- Input records

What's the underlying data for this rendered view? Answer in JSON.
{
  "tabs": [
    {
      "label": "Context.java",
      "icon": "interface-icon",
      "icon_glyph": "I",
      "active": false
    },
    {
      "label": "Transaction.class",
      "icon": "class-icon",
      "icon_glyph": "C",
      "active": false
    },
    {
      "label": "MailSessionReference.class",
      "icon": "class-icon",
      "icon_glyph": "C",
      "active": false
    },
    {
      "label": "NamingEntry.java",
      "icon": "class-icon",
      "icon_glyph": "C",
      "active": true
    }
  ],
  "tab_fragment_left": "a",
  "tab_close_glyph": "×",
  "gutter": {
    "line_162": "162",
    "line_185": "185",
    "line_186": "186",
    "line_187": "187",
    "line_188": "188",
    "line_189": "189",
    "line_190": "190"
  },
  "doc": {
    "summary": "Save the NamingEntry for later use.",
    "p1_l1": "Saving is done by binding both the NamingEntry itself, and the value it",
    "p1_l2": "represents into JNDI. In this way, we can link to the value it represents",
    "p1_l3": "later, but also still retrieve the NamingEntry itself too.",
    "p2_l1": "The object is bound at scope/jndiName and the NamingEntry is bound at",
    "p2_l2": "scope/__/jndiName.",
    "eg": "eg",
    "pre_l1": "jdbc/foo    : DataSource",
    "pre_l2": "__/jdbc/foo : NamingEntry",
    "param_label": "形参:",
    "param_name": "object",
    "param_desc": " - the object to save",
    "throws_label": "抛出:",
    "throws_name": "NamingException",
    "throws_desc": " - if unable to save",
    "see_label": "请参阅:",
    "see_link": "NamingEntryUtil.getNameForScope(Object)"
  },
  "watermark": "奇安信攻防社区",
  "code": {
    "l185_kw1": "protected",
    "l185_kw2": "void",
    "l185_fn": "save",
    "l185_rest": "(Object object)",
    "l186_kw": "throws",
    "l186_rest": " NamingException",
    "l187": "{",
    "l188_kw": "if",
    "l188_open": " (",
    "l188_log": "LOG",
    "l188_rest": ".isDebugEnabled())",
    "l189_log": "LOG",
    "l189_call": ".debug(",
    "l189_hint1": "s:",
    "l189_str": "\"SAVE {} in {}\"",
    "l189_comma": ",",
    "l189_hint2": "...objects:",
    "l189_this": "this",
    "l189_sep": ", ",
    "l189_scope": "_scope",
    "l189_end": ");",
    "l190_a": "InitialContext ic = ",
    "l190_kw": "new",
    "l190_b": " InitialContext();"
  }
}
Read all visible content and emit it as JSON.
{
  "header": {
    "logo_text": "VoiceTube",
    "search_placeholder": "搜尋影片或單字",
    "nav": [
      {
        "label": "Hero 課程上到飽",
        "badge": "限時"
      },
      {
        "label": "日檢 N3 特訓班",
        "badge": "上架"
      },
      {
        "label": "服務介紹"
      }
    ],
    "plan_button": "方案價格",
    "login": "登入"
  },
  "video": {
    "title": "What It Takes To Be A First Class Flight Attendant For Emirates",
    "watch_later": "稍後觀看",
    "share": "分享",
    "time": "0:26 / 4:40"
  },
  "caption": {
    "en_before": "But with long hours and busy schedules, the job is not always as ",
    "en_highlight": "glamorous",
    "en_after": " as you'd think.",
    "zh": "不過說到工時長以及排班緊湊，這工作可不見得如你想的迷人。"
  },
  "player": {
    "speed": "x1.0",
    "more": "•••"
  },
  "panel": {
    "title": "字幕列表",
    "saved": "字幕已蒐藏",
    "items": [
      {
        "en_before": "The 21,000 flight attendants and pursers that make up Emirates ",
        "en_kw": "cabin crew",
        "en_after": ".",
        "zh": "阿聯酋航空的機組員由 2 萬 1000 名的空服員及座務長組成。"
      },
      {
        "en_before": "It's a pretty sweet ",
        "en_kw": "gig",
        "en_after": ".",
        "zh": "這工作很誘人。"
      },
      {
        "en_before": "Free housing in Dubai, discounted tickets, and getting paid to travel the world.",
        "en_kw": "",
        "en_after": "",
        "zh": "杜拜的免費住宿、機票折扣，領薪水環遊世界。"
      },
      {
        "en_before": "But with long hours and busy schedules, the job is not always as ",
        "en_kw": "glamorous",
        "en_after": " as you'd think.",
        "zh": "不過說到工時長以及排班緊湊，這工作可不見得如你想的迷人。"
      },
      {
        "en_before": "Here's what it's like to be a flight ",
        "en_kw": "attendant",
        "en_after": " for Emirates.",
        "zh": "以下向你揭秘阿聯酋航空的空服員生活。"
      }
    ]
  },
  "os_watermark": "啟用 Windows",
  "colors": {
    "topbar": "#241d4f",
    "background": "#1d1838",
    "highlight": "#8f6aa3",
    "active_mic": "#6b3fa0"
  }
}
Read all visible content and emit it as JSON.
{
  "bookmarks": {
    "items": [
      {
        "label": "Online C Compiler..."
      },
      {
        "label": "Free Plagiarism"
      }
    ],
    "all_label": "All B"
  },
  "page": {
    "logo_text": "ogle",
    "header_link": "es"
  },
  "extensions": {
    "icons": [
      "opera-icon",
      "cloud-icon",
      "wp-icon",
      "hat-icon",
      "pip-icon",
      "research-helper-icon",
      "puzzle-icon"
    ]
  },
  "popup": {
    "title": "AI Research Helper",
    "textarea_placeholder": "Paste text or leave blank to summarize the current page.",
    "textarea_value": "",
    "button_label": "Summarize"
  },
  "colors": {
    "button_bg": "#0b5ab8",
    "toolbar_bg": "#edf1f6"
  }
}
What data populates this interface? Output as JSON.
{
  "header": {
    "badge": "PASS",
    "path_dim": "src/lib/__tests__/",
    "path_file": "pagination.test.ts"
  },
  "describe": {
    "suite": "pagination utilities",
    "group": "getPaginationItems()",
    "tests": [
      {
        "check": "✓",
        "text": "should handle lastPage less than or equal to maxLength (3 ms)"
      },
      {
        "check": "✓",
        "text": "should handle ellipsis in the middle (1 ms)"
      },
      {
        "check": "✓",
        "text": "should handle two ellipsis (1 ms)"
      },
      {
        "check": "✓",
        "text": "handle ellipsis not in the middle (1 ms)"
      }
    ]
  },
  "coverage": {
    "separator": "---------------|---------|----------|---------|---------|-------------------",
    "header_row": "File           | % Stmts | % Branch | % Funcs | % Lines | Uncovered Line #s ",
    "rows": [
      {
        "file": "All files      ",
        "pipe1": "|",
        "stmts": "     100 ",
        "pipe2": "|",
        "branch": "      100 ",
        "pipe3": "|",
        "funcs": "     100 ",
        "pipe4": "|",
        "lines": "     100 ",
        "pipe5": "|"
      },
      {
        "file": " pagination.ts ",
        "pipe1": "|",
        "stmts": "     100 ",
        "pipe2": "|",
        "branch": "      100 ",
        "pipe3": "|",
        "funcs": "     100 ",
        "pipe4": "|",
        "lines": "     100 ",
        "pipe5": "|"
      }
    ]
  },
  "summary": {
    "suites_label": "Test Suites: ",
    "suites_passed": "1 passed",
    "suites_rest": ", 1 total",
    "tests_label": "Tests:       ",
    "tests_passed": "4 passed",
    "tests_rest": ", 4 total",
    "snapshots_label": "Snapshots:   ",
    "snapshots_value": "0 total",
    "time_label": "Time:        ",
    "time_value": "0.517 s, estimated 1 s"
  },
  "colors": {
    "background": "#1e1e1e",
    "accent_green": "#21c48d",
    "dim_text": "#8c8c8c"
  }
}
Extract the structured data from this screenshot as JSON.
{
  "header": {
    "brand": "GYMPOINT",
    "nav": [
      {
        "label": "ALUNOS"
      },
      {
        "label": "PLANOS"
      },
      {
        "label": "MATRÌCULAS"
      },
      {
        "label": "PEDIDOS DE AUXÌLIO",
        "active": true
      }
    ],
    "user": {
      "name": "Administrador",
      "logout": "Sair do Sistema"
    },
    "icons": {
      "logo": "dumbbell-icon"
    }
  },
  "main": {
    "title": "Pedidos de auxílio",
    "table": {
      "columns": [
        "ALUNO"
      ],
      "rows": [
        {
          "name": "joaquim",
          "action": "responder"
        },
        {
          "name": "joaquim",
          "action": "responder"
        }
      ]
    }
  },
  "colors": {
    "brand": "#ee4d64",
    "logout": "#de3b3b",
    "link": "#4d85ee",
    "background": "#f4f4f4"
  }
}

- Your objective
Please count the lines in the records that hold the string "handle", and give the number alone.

- Your solution
4